[Opening Input data section]

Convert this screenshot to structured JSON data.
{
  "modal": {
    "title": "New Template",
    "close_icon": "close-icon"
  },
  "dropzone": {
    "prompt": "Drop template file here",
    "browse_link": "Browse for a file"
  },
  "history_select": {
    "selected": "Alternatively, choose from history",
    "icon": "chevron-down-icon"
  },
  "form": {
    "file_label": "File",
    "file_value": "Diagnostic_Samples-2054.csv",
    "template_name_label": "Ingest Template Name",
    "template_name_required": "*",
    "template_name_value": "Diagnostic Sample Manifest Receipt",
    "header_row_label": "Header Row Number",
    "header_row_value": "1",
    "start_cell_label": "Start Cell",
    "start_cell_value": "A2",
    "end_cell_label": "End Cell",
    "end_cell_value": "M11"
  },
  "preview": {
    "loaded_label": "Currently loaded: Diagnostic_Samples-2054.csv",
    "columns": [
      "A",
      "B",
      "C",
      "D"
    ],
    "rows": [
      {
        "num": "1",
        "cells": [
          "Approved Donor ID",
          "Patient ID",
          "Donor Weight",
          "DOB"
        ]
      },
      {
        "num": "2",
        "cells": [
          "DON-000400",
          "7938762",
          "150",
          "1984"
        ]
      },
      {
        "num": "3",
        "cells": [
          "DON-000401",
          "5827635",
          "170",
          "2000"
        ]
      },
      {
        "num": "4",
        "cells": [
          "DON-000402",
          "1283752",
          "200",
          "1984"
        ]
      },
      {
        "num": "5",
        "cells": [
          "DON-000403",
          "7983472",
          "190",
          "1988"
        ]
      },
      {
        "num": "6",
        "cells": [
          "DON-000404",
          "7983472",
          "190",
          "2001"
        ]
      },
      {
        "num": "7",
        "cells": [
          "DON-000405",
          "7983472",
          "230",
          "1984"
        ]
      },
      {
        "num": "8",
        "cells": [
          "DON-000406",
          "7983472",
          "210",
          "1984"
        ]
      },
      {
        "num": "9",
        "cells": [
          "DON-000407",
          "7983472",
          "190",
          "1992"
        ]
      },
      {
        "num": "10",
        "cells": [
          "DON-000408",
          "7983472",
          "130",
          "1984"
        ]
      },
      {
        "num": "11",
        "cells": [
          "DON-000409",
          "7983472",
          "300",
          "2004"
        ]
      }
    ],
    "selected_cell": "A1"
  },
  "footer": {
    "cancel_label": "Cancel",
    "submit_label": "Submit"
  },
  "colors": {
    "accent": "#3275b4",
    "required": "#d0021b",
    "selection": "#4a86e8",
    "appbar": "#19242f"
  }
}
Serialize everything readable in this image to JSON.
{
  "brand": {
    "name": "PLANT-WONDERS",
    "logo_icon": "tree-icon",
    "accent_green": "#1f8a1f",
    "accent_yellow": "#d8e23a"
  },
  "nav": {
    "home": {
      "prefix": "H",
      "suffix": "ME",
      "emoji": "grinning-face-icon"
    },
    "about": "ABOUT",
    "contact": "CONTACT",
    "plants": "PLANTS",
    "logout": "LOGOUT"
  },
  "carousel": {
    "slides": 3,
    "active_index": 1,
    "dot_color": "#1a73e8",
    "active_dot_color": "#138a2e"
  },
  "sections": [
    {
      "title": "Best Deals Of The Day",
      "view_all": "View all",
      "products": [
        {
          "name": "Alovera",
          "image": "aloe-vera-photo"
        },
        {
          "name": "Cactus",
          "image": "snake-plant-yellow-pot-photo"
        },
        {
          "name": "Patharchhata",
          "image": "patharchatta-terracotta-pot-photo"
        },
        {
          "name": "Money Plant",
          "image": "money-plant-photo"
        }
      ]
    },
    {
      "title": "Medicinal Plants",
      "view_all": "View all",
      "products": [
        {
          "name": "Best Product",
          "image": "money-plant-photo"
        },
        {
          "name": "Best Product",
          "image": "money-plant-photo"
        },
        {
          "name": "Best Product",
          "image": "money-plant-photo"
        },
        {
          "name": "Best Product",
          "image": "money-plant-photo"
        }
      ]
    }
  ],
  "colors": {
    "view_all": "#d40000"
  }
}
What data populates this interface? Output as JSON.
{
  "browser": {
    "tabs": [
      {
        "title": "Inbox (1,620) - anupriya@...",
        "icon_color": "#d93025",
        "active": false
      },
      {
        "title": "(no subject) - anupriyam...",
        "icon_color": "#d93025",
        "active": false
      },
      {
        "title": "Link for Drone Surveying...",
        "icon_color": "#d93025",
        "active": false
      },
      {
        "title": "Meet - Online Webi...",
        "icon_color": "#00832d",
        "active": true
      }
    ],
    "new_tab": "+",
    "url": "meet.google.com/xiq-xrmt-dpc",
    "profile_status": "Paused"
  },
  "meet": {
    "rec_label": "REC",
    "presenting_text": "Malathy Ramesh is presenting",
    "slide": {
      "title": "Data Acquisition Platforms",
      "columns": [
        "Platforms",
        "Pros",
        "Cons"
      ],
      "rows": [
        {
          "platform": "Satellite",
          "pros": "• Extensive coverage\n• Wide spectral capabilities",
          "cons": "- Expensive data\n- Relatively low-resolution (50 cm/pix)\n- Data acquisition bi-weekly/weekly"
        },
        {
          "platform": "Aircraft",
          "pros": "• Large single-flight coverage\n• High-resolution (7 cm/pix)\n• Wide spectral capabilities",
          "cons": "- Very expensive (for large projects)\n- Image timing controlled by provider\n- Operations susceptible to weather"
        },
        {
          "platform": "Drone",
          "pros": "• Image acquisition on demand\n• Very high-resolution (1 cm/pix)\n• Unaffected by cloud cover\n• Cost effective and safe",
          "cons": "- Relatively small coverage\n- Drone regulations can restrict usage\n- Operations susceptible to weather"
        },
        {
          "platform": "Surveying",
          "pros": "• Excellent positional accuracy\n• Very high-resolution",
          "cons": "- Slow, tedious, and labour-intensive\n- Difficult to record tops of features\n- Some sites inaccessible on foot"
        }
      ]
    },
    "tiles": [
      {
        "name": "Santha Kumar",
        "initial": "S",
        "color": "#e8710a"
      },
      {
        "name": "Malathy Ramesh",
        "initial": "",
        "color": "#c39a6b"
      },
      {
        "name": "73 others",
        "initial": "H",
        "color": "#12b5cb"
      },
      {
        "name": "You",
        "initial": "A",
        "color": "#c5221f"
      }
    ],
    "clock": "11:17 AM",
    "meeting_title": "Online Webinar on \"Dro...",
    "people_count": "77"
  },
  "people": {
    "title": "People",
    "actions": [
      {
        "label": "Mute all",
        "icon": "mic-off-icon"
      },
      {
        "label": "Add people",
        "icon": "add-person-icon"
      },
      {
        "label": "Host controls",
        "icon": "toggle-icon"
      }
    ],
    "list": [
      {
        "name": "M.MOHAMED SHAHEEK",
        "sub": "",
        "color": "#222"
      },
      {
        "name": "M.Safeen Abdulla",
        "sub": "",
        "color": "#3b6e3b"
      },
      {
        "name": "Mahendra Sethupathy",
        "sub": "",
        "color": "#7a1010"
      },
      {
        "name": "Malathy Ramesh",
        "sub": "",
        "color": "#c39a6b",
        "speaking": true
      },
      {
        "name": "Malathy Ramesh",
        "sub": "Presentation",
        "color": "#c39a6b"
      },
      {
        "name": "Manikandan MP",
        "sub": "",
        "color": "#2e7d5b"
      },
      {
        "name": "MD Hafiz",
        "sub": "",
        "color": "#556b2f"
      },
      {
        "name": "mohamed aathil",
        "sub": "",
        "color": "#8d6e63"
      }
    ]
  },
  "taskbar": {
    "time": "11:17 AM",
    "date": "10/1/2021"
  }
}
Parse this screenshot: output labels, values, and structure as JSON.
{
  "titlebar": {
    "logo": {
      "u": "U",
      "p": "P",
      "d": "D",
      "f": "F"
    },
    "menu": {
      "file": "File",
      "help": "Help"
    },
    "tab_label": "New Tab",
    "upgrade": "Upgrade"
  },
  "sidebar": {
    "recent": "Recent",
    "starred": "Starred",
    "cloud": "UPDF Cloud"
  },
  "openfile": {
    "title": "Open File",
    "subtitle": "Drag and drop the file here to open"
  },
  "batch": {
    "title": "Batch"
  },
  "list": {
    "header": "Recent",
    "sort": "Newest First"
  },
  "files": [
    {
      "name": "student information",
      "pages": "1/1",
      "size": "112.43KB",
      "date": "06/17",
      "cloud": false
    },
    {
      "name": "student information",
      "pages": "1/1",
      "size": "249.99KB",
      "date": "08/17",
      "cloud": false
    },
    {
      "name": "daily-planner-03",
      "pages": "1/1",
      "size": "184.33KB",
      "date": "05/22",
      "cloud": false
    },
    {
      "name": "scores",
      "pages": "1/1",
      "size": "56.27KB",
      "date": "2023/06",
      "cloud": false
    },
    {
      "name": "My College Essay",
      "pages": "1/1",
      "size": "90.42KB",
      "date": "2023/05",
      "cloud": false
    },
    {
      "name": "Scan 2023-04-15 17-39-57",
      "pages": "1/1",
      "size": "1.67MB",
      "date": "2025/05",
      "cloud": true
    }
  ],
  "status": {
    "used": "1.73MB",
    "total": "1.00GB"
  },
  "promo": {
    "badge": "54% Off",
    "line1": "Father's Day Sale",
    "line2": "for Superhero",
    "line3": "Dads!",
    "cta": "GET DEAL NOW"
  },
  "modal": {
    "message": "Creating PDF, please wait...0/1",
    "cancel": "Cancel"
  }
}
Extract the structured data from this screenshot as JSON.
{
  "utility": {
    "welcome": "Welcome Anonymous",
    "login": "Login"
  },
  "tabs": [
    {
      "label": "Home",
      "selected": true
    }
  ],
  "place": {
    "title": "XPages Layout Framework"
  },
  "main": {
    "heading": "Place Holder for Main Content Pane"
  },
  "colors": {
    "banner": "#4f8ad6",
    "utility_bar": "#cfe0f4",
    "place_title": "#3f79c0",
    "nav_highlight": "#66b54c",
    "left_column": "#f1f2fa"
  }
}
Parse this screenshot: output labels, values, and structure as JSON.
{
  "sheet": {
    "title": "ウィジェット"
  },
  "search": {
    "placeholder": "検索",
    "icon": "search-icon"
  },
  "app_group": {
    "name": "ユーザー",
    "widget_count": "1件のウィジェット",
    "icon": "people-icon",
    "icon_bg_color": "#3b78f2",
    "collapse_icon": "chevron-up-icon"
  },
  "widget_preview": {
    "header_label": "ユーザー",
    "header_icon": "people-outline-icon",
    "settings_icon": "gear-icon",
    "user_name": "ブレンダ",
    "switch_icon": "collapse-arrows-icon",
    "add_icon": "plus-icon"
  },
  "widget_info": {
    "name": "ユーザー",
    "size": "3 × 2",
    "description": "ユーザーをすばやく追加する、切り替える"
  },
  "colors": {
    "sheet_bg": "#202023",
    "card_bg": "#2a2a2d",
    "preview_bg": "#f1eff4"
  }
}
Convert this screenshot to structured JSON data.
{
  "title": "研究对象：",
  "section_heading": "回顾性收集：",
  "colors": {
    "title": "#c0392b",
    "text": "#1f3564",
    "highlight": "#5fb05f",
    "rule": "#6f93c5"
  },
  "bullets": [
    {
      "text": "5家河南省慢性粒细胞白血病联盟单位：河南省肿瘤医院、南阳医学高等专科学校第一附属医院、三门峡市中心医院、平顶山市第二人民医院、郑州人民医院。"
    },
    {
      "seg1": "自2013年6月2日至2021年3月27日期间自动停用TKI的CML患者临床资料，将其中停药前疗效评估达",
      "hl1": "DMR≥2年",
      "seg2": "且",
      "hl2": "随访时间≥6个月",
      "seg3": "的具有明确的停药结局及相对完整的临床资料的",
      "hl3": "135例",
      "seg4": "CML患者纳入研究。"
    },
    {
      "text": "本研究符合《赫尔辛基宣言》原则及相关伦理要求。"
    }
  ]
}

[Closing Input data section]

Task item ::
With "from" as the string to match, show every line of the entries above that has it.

Answer section ::
    "selected": "Alternatively, choose from history",
Extract the structured data from this screenshot as JSON.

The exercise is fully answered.